╔══

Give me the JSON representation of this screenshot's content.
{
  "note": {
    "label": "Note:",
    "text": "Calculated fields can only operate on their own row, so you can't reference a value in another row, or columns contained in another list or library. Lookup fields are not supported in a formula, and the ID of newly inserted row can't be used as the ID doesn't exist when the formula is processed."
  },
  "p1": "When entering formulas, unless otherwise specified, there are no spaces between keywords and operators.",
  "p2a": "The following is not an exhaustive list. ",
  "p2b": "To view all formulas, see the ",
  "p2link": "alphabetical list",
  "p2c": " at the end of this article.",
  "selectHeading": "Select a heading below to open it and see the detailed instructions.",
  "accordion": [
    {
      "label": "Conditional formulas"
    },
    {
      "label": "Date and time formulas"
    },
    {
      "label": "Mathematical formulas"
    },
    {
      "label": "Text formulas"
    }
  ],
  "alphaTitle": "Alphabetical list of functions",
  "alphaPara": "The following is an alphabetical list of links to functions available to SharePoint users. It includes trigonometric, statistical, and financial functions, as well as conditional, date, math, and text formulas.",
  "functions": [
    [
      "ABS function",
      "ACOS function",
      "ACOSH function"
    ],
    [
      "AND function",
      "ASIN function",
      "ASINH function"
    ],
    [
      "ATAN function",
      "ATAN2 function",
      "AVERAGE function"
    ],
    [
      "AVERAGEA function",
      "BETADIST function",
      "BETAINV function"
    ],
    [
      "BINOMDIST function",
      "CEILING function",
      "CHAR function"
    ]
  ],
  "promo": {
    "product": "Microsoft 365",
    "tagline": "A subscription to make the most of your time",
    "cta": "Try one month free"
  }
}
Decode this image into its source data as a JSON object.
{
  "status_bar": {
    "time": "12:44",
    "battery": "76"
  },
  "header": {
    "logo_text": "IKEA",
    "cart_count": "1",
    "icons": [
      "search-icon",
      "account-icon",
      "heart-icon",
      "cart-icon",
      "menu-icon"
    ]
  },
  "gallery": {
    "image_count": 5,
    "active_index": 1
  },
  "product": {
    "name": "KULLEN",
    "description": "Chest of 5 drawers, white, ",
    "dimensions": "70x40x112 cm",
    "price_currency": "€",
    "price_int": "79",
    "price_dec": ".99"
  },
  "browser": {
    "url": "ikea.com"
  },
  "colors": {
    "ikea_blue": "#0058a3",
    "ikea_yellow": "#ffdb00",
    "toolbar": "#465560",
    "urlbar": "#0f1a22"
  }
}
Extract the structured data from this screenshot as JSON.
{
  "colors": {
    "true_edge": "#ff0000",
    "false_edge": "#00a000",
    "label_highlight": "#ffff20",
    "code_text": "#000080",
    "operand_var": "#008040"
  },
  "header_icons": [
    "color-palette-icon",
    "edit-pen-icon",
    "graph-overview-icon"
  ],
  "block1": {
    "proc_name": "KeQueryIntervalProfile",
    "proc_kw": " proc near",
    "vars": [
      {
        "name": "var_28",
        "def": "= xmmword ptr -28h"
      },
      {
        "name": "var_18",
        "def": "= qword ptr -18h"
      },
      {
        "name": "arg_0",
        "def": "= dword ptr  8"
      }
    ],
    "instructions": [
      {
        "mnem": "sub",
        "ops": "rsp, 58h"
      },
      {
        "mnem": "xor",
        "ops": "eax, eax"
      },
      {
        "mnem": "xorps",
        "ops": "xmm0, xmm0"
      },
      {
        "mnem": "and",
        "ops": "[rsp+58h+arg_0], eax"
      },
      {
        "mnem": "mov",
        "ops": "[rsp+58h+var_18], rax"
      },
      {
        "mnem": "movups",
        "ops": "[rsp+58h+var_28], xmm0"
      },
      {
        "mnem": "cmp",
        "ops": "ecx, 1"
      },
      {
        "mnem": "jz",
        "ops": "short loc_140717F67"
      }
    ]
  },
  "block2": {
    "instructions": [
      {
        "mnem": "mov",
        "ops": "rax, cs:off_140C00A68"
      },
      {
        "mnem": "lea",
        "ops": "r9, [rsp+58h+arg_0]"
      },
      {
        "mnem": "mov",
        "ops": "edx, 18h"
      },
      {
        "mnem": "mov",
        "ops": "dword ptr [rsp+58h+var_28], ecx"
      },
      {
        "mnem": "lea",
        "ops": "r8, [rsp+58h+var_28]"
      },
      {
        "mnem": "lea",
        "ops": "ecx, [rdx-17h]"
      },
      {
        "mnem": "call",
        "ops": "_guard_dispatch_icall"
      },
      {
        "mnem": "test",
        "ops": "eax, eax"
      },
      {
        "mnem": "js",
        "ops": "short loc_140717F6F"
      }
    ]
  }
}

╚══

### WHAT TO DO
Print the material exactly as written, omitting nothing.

### ANSWER TO THE PROBLEM
Give me the JSON representation of this screenshot's content.
{
  "note": {
    "label": "Note:",
    "text": "Calculated fields can only operate on their own row, so you can't reference a value in another row, or columns contained in another list or library. Lookup fields are not supported in a formula, and the ID of newly inserted row can't be used as the ID doesn't exist when the formula is processed."
  },
  "p1": "When entering formulas, unless otherwise specified, there are no spaces between keywords and operators.",
  "p2a": "The following is not an exhaustive list. ",
  "p2b": "To view all formulas, see the ",
  "p2link": "alphabetical list",
  "p2c": " at the end of this article.",
  "selectHeading": "Select a heading below to open it and see the detailed instructions.",
  "accordion": [
    {
      "label": "Conditional formulas"
    },
    {
      "label": "Date and time formulas"
    },
    {
      "label": "Mathematical formulas"
    },
    {
      "label": "Text formulas"
    }
  ],
  "alphaTitle": "Alphabetical list of functions",
  "alphaPara": "The following is an alphabetical list of links to functions available to SharePoint users. It includes trigonometric, statistical, and financial functions, as well as conditional, date, math, and text formulas.",
  "functions": [
    [
      "ABS function",
      "ACOS function",
      "ACOSH function"
    ],
    [
      "AND function",
      "ASIN function",
      "ASINH function"
    ],
    [
      "ATAN function",
      "ATAN2 function",
      "AVERAGE function"
    ],
    [
      "AVERAGEA function",
      "BETADIST function",
      "BETAINV function"
    ],
    [
      "BINOMDIST function",
      "CEILING function",
      "CHAR function"
    ]
  ],
  "promo": {
    "product": "Microsoft 365",
    "tagline": "A subscription to make the most of your time",
    "cta": "Try one month free"
  }
}
Decode this image into its source data as a JSON object.
{
  "status_bar": {
    "time": "12:44",
    "battery": "76"
  },
  "header": {
    "logo_text": "IKEA",
    "cart_count": "1",
    "icons": [
      "search-icon",
      "account-icon",
      "heart-icon",
      "cart-icon",
      "menu-icon"
    ]
  },
  "gallery": {
    "image_count": 5,
    "active_index": 1
  },
  "product": {
    "name": "KULLEN",
    "description": "Chest of 5 drawers, white, ",
    "dimensions": "70x40x112 cm",
    "price_currency": "€",
    "price_int": "79",
    "price_dec": ".99"
  },
  "browser": {
    "url": "ikea.com"
  },
  "colors": {
    "ikea_blue": "#0058a3",
    "ikea_yellow": "#ffdb00",
    "toolbar": "#465560",
    "urlbar": "#0f1a22"
  }
}
Extract the structured data from this screenshot as JSON.
{
  "colors": {
    "true_edge": "#ff0000",
    "false_edge": "#00a000",
    "label_highlight": "#ffff20",
    "code_text": "#000080",
    "operand_var": "#008040"
  },
  "header_icons": [
    "color-palette-icon",
    "edit-pen-icon",
    "graph-overview-icon"
  ],
  "block1": {
    "proc_name": "KeQueryIntervalProfile",
    "proc_kw": " proc near",
    "vars": [
      {
        "name": "var_28",
        "def": "= xmmword ptr -28h"
      },
      {
        "name": "var_18",
        "def": "= qword ptr -18h"
      },
      {
        "name": "arg_0",
        "def": "= dword ptr  8"
      }
    ],
    "instructions": [
      {
        "mnem": "sub",
        "ops": "rsp, 58h"
      },
      {
        "mnem": "xor",
        "ops": "eax, eax"
      },
      {
        "mnem": "xorps",
        "ops": "xmm0, xmm0"
      },
      {
        "mnem": "and",
        "ops": "[rsp+58h+arg_0], eax"
      },
      {
        "mnem": "mov",
        "ops": "[rsp+58h+var_18], rax"
      },
      {
        "mnem": "movups",
        "ops": "[rsp+58h+var_28], xmm0"
      },
      {
        "mnem": "cmp",
        "ops": "ecx, 1"
      },
      {
        "mnem": "jz",
        "ops": "short loc_140717F67"
      }
    ]
  },
  "block2": {
    "instructions": [
      {
        "mnem": "mov",
        "ops": "rax, cs:off_140C00A68"
      },
      {
        "mnem": "lea",
        "ops": "r9, [rsp+58h+arg_0]"
      },
      {
        "mnem": "mov",
        "ops": "edx, 18h"
      },
      {
        "mnem": "mov",
        "ops": "dword ptr [rsp+58h+var_28], ecx"
      },
      {
        "mnem": "lea",
        "ops": "r8, [rsp+58h+var_28]"
      },
      {
        "mnem": "lea",
        "ops": "ecx, [rdx-17h]"
      },
      {
        "mnem": "call",
        "ops": "_guard_dispatch_icall"
      },
      {
        "mnem": "test",
        "ops": "eax, eax"
      },
      {
        "mnem": "js",
        "ops": "short loc_140717F6F"
      }
    ]
  }
}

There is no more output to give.